I Shorted the United States Treasury Market (And You Should, Too)
Are we about to witness a final blow-off top to Treasuries, sending them below their post World War II record low?
--Paul Tudor Jones
The 30-year bull market that began in 1982 in US Treasuries is coming to an end. Since the financial crisis began in 2008, investors have flocked to non-paying yield assets for safety and protection against principal loss, evidenced by their four-year annualized return of 15.62%. In early February I highlighted this dynamic stating: "From 2007-2011 retail investors sold $450 billion domestic equity funds and purchased $930 billion bond funds, a startling $1.4 trillion difference. The long-awaited reallocation out of fixed income investments will begin to take form and provide a rotation back into the stock market; historically the stock market peaks with the 10-year US Treasury yielding 4%." The truth we must keep at the forefront of our focus is that the crowd is prone to believing that an increase in interest rates is good for stocks. While in the early innings, rising rates tend to lend a helping hand to the stock market, over time, rising inflation is a significant head wind to both the market and the broader economy.
Click to enlarge
The information on this website solely reflects the analysis of or opinion about the performance of securities and financial markets by the writers whose articles appear on the site. The views expressed by the writers are not necessarily the views of Minyanville Media, Inc. or members of its management. Nothing contained on the website is intended to constitute a recommendation or advice addressed to an individual investor or category of investors to purchase, sell or hold any security, or to take any action with respect to the prospective movement of the securities markets or to solicit the purchase or sale of any security. Any investment decisions must be made by the reader either individually or in consultation with his or her investment professional. Minyanville writers and staff may trade or hold positions in securities that are discussed in articles appearing on the website. Writers of articles are required to disclose whether they have a position in any stock or fund discussed in an article, but are not permitted to disclose the size or direction of the position. Nothing on this website is intended to solicit business of any kind for a writer's business or fund. Minyanville management and staff as well as contributing writers will not respond to emails or other communications requesting investment advice.
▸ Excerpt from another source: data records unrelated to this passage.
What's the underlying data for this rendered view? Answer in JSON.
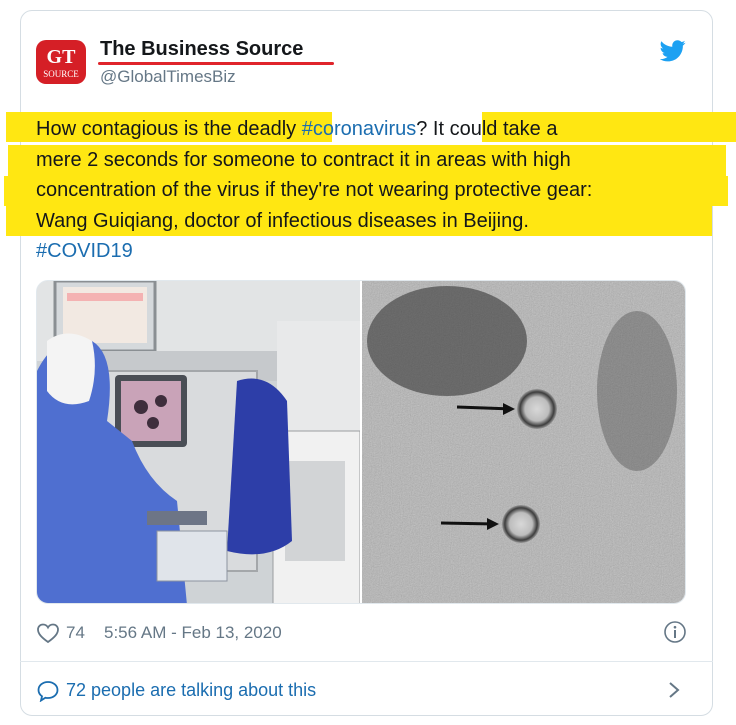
{
  "tweet": {
    "logo_text": {
      "top": "GT",
      "bottom": "SOURCE"
    },
    "display_name": "The Business Source",
    "handle": "@GlobalTimesBiz",
    "text_lines": [
      {
        "before": "How contagious is the deadly ",
        "hashtag": "#coronavirus",
        "after": "?  It could take a"
      },
      {
        "text": "mere 2 seconds for someone to contract it in areas with high"
      },
      {
        "text": "concentration of the virus if they're not wearing protective gear:"
      },
      {
        "text": "Wang Guiqiang, doctor of infectious diseases in Beijing."
      },
      {
        "hashtag": "#COVID19"
      }
    ],
    "likes": "74",
    "timestamp": "5:56 AM - Feb 13, 2020",
    "talking": "72 people are talking about this"
  },
  "colors": {
    "highlight": "#ffe712",
    "link": "#1b6db0",
    "twitter_blue": "#1da1f2",
    "underline_red": "#e0242b",
    "muted": "#657786"
  },
  "icons": [
    "twitter-bird-icon",
    "heart-icon",
    "info-icon",
    "speech-bubble-icon",
    "chevron-right-icon"
  ]
}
Copyright 2011 Minyanville Media, Inc. All Rights Reserved.
Daily Recap Newsletter